Meanwhile, the 30HD offers physical lens shift, which is not present on the HC900. With the 30HD's lens shift range, the bottom edge of the projected image can be positioned anywhere from 67% of the screen height below the lens centerline to 3% above the lens centerline vertically. Horizontally, the projector allows a shift of about 8% of the screen width in either direction. This flexibility allows you to put the projector a bit off-center from the screen without worrying about keystone adjustments. For example, with a 100" diagonal image, the bottom edge of the picture can be placed vertically anywhere from 32" below the centerline of the lens to 2" above it, and allows for 7" of play to either side horizontally. This makes the 30HD ideal for a high rear shelf mount. On the other hand, the HC900's fixed throw angle is better suited to either a coffee table placement or ceiling mount installation.

Both projectors offer keystone adjustments as well. The HC900's vertical keystone adjustment allows for plus or minus 20 degrees of keystone, and does a good job of scaling the image and keeping details sharp. The 30HD's vertical and horizontal keystone adjustments allow for 15 degrees of adjustment in any direction, and the projector keeps scaling softness to a minimum.

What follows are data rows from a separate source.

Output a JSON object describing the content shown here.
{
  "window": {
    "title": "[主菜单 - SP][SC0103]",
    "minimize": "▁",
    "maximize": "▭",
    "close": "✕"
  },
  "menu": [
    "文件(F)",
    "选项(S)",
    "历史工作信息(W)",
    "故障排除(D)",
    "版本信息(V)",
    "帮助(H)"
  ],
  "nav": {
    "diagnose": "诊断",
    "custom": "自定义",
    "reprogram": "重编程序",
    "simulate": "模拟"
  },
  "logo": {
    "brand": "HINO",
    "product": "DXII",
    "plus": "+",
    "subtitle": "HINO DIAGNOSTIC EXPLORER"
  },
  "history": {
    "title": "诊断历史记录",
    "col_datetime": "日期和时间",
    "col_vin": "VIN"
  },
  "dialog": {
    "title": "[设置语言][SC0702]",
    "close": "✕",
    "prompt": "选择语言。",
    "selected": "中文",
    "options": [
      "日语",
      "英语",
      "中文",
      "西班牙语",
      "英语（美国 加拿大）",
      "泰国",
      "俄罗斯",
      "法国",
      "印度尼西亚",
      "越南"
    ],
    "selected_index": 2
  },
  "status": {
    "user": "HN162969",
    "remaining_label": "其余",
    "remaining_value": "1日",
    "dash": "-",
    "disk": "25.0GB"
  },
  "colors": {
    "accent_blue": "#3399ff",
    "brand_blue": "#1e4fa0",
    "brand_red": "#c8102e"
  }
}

However, it is best to avoid keystone adjustments if you have the option to do so.

Both projectors feature easy-to-use menu systems (that are, coincidentally, both a bit too large on the screen for comfort) and have backlit remote controls which felt responsive and snappy during testing.

These units are comparable in audible noise from the fans, and they are somewhat louder than many home theater projectors we see these days, even in their respective low lamp modes. The HC900U is rated at 30dB in low lamp mode; the 30HD is rated at 29dB in eco mode. If you have the option, try to mount them some distance from the seating area to minimize distraction from fan noise.

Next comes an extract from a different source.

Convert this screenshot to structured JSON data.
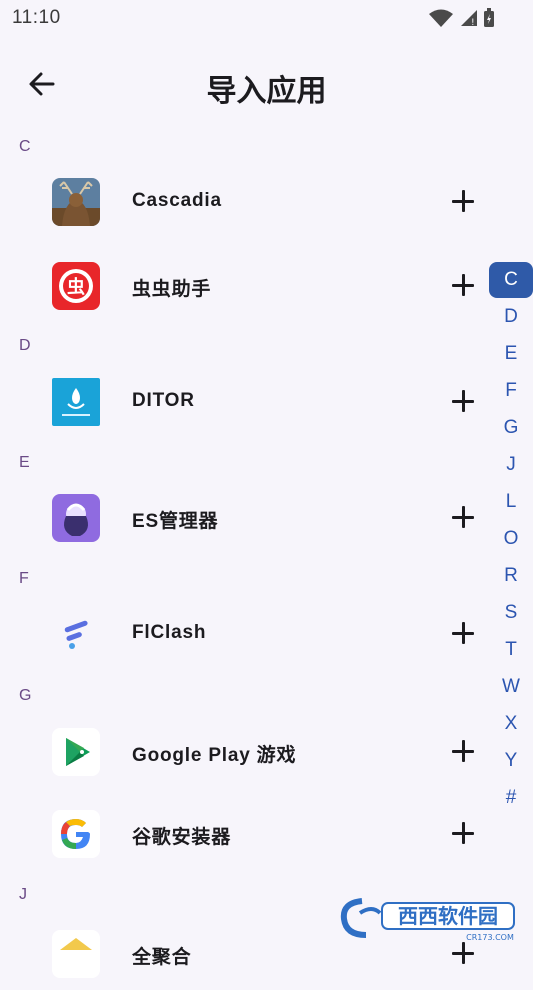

The HC900 expels heat directly out the front of the case and slightly to the right; this heat travels a good distance due to the strength of the fan. It would be wise, then, to avoid seating someone in front of and to the right of this unit, to avoid discomfort. The 30HD exhausts hot air in the same direction, but its fan is not quite as powerful, and therefore it should pose less of a problem.

Last, but not least; should you encounter a problem with your projector, manufacturer warranty can make all the difference in the world. Mitsubishi offers a 2-year warranty on the HC900, with 90 days on the lamp, while the 30HD comes with 3 years parts/labor and 120 days on the lamp.

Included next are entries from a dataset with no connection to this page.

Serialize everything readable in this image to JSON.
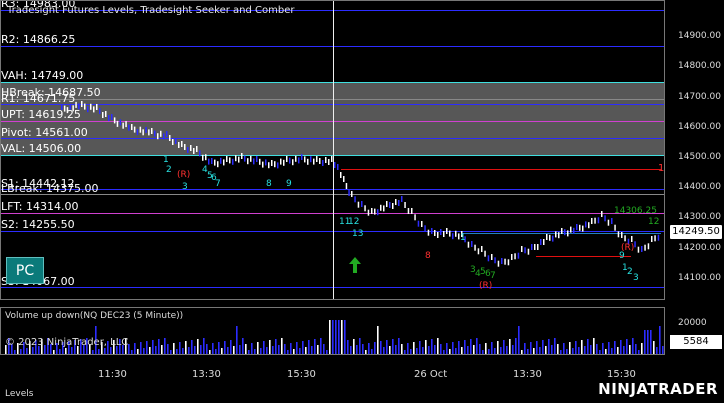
{
  "chart": {
    "title": "Tradesight Futures Levels, Tradesight Seeker and Comber",
    "levels": [
      {
        "text": "R3: 14983.00",
        "color": "#2c2cff"
      },
      {
        "text": "R2: 14866.25",
        "color": "#2c2cff"
      },
      {
        "text": "VAH: 14749.00",
        "color": "#40e0e0"
      },
      {
        "text": "HBreak: 14687.50",
        "color": "#c0c0c0"
      },
      {
        "text": "R1: 14671.75",
        "color": "#2c2cff"
      },
      {
        "text": "UPT: 14619.25",
        "color": "#ff40ff"
      },
      {
        "text": "Pivot: 14561.00",
        "color": "#2c2cff"
      },
      {
        "text": "VAL: 14506.00",
        "color": "#40e0e0"
      },
      {
        "text": "S1: 14442.12",
        "color": "#2c2cff"
      },
      {
        "text": "LBreak: 14375.00",
        "color": "#c0c0c0"
      },
      {
        "text": "LFT: 14314.00",
        "color": "#ff40ff"
      },
      {
        "text": "S2: 14255.50",
        "color": "#2c2cff"
      },
      {
        "text": "S3: 14067.00",
        "color": "#2c2cff"
      }
    ],
    "price_axis": [
      "14900.00",
      "14800.00",
      "14700.00",
      "14600.00",
      "14500.00",
      "14400.00",
      "14300.00",
      "14200.00",
      "14100.00"
    ],
    "current_price": "14249.50",
    "right_markers": [
      "1",
      "12"
    ],
    "annotations": [
      "(R)",
      "(R)",
      "(R)",
      "14306.25"
    ],
    "seq_numbers": [
      "1",
      "2",
      "3",
      "4",
      "5",
      "6",
      "7",
      "8",
      "9",
      "11",
      "12",
      "13",
      "1",
      "3",
      "4",
      "5",
      "6",
      "7",
      "8",
      "9",
      "1",
      "2",
      "3",
      "4",
      "5",
      "6"
    ],
    "pc_label": "PC"
  },
  "volume": {
    "title": "Volume up down(NQ DEC23 (5 Minute))",
    "axis": [
      "20000"
    ],
    "current": "5584"
  },
  "time_axis": [
    "11:30",
    "13:30",
    "15:30",
    "26 Oct",
    "13:30",
    "15:30"
  ],
  "footer": {
    "copyright": "© 2023 NinjaTrader, LLC",
    "levels_text": "Levels",
    "logo": "NINJATRADER"
  },
  "colors": {
    "bull": "#ffffff",
    "bear": "#2c2cff",
    "seq_green": "#22aa22",
    "seq_cyan": "#28e0e0",
    "seq_red": "#ff3030",
    "shade": "#555555"
  }
}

In scheduling this review, we did not expect to find two very different projectors, each suited to entirely different conditions; however, this is what we found.

The Studio Experience Premier 30HD is a solid performer with video, and even does a great job with NTSC video, which is unusual in a projector built for optimum PAL/SECAM display. If you plan to buy a projector primarily for standard definition and HD video, and have a dedicated, light-controlled viewing room, the 30HD is an excellent choice. The 30HD puts out an impressive amount of light when video optimized, but not enough to overcome moderate to severe ambient lighting concerns. And it is best suited to rear shelf mounting, as its lens shift range would make coffee table or ceiling mounting difficult.

The Mitsubishi HC900U is an excellent choice for those who wish to do more than just watch DVD and HDTV. Its impressively high lumen output can easily handle data, Xbox gaming, and even casual television viewing when ambient light is present. Due to the fixed upward throw angle, the HC900 is well suited for coffee table or ceiling mounting, which gives you the option of a casual set-up for weekend DVD watching or xbox gaming, or a more advanced permanent setup on your ceiling.

When choosing a projector, image quality is important, but it is not the only important factor to take into account. Your expected typical usage, viewing material, and room constraints must be considered in the selection. The HC900 and 30HD are both impressive projectors overall and they share a few common characteristics. But they are each distinctive in design and thus appropriate for different types of home entertainment use.